First off, if you don’t know me then you might be offended or enraged by that statement. Please, keep reading.
Font Awesome is a truly great collection of icons that can be easily deployed with a simple CSS or JS include. A ton of work has gone into it to make it as small as possible and they’ve even encouraged use of things like subresource integrity which is just great to see. Font Awesome is truly awesome.
I guess to be fair, I don’t actually hate Font Awesome, I hate that people use it blindly.
Once again, if you don’t know me, I’m a penny pincher when it comes to HTTP requests, DNS lookups and bytes crossing the wire. When someone says “pull the data in with AJAX” I say “can you just inline the data on the server-side in a JS block?” When someone else says “here’s how to do something with jQuery” I’ll always come back with the vanilla JS version. Just load the jQuery from a CDN because the user might have it cached already? Nope, I’d rather host myself. One less DNS lookup and TLS handshake to worry about, not to mention a potential point of failure.

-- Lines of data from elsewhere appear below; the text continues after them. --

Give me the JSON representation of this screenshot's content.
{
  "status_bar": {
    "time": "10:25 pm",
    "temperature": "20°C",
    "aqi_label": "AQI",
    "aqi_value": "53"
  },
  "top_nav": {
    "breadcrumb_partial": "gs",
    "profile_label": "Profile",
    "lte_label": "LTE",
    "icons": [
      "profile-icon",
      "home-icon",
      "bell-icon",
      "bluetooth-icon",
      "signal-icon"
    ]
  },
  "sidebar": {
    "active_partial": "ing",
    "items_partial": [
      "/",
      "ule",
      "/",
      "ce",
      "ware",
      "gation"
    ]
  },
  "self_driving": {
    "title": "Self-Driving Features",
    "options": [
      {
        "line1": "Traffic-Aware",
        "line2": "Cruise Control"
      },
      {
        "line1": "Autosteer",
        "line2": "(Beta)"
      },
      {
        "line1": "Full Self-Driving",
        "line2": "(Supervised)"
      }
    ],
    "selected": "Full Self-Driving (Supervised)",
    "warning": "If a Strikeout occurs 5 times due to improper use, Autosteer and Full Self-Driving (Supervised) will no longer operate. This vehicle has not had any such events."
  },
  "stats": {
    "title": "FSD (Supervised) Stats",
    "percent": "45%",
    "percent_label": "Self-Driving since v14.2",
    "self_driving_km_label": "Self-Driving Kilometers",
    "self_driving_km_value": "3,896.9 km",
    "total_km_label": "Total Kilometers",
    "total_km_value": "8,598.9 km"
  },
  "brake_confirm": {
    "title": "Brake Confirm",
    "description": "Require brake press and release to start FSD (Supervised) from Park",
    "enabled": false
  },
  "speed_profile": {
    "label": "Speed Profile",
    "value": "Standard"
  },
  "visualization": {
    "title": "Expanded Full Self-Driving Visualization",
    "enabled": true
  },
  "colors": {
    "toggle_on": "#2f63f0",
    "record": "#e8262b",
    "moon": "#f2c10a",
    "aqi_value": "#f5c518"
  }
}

Back to Font Awesome, including it the way that most people blindly use it you’ll end up with a minimum of two calls, one for the CSS and one for one of the font files. But, how I usually see it is that someone wants a Twitter icon, and exclamation mark, and a check mark, which, if you don’t already know actually causes three font files to download! The Twitter logo is part of the brand fonts, the exclamation mark is solid fonts and the check mark is part of the regular fonts. In total you’ve added 150 KB to the page, just for those three icons that could have been inlined for probably 2 or 3 KB (and that’s not counting compression.)
Now, if you don’t care about 150 KB on your initial request, that’s fine, I’m not judging you. But 150 KB for X plus another 100 KB for Y starts to add up over time. And sites never shrink over time, they always grow. Tomorrow or next week or next year you’ll add a new feature which adds another 100 KB for feature Z.
My further hatred of how people use it, and you’ll see this very often in the WordPress world, is that every plugin requests their own copy of Font Awesome, some on version 4, some on version 5, so you end up with multiple downloads of Font Awesome. On a recent site we audited we found 500 KB of Font Awesome data on the home page! That’s half of a megabyte! For icons!
Anyone still reading? Probably not.
I just had to say something, it was bugging me. Font Awesome is a great way to get started for fast designs. It is also a great tool if you have dynamic or unknown data entering your site that you need to support. And further, if you defer or lazy load things you can ease the burden even more. But just don’t use it blindly.
On the off-chance that someone actually reads this I turned comments off because I don’t care, I just wanted to rant.